### Supplied material
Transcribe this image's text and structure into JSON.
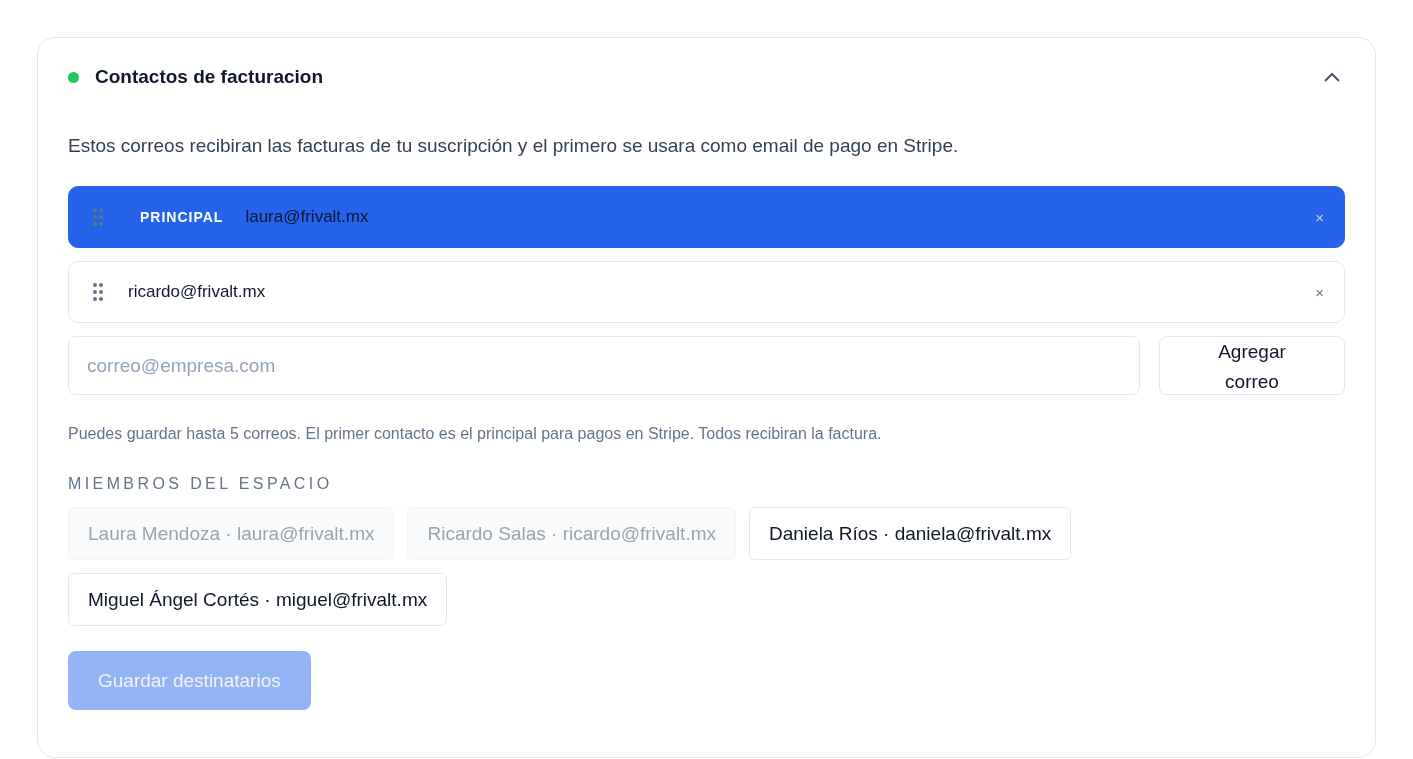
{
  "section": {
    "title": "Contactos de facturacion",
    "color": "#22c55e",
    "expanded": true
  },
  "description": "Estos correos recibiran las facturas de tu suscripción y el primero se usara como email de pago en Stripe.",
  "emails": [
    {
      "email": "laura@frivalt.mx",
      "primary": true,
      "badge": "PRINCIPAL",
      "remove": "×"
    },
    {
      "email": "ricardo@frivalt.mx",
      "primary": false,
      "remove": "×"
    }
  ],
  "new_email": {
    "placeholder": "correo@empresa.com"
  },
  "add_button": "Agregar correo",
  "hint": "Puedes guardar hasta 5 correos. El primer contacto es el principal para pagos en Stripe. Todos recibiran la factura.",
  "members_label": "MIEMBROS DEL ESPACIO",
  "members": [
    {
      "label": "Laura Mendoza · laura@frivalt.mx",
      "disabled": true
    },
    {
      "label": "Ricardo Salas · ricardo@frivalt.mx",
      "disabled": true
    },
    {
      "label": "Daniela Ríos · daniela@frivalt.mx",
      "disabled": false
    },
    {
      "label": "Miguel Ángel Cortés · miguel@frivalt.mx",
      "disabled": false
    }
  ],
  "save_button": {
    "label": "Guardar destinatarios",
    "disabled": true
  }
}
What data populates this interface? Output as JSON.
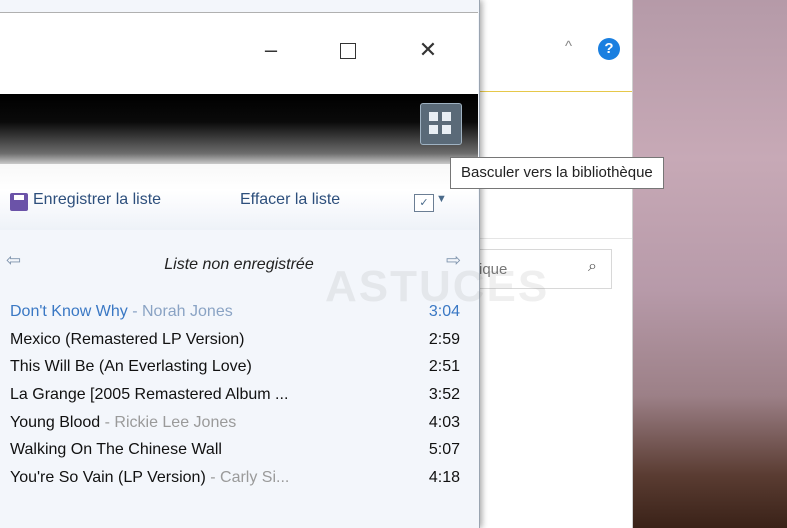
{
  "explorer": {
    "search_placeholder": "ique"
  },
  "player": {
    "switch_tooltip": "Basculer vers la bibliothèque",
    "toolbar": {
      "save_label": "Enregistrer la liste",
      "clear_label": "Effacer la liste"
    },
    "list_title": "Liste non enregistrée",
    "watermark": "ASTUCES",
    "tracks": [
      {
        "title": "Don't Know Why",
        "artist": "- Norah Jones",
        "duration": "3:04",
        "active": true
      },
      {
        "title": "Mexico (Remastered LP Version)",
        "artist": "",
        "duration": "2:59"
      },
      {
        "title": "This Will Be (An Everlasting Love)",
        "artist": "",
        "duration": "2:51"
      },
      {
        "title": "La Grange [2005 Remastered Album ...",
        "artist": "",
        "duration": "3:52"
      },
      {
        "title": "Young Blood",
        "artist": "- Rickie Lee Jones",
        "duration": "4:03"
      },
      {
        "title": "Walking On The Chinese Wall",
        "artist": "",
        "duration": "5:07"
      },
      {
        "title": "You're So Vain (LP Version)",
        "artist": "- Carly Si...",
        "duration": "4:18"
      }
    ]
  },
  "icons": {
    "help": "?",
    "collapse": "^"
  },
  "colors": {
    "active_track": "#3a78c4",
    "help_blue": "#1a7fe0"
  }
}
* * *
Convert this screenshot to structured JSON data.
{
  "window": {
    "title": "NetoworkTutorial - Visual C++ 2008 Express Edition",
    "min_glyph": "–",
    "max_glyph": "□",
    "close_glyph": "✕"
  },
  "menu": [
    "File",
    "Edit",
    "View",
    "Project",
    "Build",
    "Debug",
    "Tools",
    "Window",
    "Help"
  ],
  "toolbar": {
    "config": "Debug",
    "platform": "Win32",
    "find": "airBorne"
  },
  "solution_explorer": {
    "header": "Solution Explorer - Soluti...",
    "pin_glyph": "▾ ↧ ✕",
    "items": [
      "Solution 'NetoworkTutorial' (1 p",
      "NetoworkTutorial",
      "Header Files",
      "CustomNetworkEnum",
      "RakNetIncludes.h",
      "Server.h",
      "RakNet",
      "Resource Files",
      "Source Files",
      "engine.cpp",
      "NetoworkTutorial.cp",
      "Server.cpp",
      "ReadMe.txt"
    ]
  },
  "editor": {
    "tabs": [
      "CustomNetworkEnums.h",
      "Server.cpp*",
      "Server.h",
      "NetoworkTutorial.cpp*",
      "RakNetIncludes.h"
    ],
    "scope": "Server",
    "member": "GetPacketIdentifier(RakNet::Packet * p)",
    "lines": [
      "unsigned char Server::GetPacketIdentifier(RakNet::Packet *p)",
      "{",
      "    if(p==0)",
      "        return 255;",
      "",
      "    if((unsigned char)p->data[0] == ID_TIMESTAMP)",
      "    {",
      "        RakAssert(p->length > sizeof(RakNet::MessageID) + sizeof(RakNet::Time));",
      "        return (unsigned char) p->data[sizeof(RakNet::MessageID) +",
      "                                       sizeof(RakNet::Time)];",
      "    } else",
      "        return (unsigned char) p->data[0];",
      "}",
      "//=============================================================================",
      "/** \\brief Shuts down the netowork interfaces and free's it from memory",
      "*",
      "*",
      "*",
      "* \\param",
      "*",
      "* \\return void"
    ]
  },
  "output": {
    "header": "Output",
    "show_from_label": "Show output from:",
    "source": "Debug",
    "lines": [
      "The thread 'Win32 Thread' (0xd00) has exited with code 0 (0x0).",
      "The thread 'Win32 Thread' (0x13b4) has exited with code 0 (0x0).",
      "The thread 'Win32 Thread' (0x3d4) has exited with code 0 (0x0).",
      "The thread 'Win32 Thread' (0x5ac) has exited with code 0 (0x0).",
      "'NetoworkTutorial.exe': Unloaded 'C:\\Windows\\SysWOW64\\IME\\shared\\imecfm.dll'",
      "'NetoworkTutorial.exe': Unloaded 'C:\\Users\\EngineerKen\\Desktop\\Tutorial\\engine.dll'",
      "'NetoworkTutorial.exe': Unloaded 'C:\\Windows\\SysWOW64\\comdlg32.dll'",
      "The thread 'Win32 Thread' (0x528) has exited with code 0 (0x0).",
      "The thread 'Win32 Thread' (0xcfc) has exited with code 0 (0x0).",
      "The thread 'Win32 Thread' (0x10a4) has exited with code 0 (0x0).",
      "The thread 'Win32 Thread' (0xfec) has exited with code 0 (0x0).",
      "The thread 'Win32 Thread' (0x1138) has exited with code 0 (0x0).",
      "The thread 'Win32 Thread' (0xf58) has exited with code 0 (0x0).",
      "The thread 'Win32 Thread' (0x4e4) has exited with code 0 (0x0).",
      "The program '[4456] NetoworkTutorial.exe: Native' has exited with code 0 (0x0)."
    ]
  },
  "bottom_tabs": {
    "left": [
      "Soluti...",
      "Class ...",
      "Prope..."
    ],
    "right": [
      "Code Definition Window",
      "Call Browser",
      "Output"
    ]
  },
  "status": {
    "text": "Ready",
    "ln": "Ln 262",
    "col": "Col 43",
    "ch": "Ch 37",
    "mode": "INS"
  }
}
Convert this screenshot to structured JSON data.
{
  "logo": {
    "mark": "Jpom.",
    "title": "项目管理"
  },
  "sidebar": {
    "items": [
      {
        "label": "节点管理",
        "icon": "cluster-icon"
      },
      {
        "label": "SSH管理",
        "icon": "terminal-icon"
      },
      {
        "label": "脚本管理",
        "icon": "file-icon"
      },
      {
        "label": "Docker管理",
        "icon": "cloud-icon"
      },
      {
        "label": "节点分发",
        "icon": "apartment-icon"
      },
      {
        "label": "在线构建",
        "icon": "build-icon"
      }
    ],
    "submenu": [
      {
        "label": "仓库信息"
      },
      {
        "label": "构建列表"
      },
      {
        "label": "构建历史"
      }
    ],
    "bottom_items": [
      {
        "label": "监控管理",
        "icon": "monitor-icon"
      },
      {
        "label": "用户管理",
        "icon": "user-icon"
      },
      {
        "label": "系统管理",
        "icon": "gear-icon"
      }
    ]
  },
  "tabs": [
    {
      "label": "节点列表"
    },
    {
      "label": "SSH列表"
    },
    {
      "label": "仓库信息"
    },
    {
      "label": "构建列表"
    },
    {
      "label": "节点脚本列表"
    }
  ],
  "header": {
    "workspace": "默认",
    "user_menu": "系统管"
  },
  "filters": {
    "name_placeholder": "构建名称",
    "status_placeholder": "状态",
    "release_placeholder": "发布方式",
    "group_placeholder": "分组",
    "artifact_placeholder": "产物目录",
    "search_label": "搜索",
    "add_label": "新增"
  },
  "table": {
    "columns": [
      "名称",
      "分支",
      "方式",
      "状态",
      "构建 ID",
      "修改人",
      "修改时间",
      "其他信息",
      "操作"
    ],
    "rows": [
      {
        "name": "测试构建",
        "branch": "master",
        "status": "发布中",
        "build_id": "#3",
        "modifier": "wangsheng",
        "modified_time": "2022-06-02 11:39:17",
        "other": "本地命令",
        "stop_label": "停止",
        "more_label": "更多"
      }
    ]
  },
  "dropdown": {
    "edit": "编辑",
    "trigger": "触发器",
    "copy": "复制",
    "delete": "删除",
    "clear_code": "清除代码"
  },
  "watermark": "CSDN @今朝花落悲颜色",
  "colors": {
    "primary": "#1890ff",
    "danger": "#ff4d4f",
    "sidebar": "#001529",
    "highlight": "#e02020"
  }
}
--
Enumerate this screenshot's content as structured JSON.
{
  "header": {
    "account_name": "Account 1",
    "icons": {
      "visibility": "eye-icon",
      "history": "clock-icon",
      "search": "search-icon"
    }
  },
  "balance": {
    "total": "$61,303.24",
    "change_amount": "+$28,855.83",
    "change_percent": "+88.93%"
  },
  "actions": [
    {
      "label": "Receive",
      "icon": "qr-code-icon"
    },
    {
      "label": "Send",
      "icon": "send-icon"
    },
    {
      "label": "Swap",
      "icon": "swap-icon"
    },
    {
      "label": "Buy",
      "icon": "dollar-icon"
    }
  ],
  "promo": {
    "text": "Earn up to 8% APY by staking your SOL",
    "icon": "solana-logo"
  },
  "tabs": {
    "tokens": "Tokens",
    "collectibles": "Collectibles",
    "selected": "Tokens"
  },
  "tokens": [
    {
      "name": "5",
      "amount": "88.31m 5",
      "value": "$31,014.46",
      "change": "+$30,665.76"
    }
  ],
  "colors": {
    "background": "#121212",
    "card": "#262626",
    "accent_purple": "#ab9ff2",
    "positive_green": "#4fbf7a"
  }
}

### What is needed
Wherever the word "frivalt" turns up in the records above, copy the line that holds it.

### Answer box
      "email": "laura@frivalt.mx",
      "email": "ricardo@frivalt.mx",
      "label": "Laura Mendoza · laura@frivalt.mx",
      "label": "Ricardo Salas · ricardo@frivalt.mx",
      "label": "Daniela Ríos · daniela@frivalt.mx",
      "label": "Miguel Ángel Cortés · miguel@frivalt.mx",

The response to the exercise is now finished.